When Borders closed in Bryn Mawr in September 2011, it was a sad day for many in this area, let alone the 30 employees (many of whom were students in either the graduate publishing or creative writing programs at Rosemont). Eighteen months later 3 bookstores remain: Children’s Book World in Haverford, Title Page (used books) in Bryn Mawr, and Barnes & Noble in Devon. This is not a plight relegated to the Main Line; this has happened all over the country. We read in the news, practically on a daily basis, that another independent bookstore has succumbed .
Yet, I am not ready to give up hope. Too many people still love the feel of a book — yes, you know what I’m talking about, the fabric covered cardboard protecting 250 to 300 pages of paper with vivid words that play with our imaginations. I do, however, believe the model must change. Children’s Book World in Haverford, by name, is a long-loved children’s bookstore, but wait…Hannah Schwartz and her staff recognized the needs of the community, and the front corner of their shop now features books for an older set. But even this may not be enough.
So I asked the program Facebook fans “Barnes and Noble to close 1/3 of stores over the next 10 years. What will this mean for some areas – no bookstores…Hmm. So how can we change the model to make them more financial viable? Thoughts?”
Here are some of the rather interesting responses (names have been withheld): “…combine the concept of libraries with bookstores. Beyond the basic idea of buying print books, it seems like the main reason people love bookstores is the atmosphere. If we keep the brick and mortar store with shelves to browse and cushy seating (and of course coffee shops), but combine it with ability to loan books (and e-books) perhaps it would work. That, or get federal funding like libraries!” Another responder said, “The solution in some areas is to convert local bookstores into non profits & make them community centers.” Well, bookstores are, I would argue, community centers, but without funding, they can’t survive as community centers. Thinking from a purely financial viewpoint, this comment was posted, “The inevitable problem of the publishing industry is that booksellers don’t get enough profit from the sale of a book. Since discounts are set, retailers – big box or indie – cannot mark-up the price of a book like in traditional retail. If new books were sold like clothes, authors & stores would have a chance. Books & music need to change their whole business structure or authors & musicians will have to always keep a day job.” Finally, the last comment, “Publisher’s rent space in the store and create their publishing boutique under the umbrella of B&N (like the harlequin display). B&N then partners with amazon to fulfill [the order]. Give [customers] a scanner while in B&N and [then] fulfill through Amazon!”

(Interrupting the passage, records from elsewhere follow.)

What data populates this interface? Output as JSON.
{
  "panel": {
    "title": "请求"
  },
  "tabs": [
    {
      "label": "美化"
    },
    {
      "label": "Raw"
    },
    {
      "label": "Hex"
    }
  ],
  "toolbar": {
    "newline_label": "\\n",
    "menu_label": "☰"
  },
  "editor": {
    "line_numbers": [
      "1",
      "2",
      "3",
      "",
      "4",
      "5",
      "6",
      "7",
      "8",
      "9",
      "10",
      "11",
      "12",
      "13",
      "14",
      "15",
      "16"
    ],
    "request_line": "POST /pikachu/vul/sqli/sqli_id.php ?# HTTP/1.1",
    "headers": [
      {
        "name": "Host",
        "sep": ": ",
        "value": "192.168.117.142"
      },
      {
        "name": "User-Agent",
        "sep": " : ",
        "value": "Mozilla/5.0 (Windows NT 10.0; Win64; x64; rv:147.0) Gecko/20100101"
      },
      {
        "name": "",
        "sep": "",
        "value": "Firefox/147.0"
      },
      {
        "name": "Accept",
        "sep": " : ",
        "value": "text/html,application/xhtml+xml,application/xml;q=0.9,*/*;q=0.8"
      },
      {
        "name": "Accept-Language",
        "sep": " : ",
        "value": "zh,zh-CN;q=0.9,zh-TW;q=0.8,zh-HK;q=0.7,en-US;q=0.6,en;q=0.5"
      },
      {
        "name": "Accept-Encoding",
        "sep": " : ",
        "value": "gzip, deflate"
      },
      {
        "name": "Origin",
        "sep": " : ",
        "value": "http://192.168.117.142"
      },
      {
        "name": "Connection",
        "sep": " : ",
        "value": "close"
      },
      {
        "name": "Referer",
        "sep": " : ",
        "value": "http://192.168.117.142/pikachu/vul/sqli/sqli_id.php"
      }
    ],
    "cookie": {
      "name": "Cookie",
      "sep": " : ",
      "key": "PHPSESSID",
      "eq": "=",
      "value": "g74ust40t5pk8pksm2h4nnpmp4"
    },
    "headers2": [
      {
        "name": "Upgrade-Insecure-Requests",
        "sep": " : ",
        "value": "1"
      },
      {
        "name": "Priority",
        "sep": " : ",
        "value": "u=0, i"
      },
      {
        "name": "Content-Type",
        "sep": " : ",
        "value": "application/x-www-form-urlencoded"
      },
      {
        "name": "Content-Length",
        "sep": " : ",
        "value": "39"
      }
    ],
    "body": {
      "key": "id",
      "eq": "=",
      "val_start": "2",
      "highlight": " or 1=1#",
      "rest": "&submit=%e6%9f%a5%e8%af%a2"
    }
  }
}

While none of the models mentioned above will work solely on their own, I assure you there is a model. As the Director of the Graduate Publishing Program and a reader, this is a question I will continue to ponder, a question my students will continue to ponder, and maybe we can create the successful model!
Anne Converse Willkomm, MFA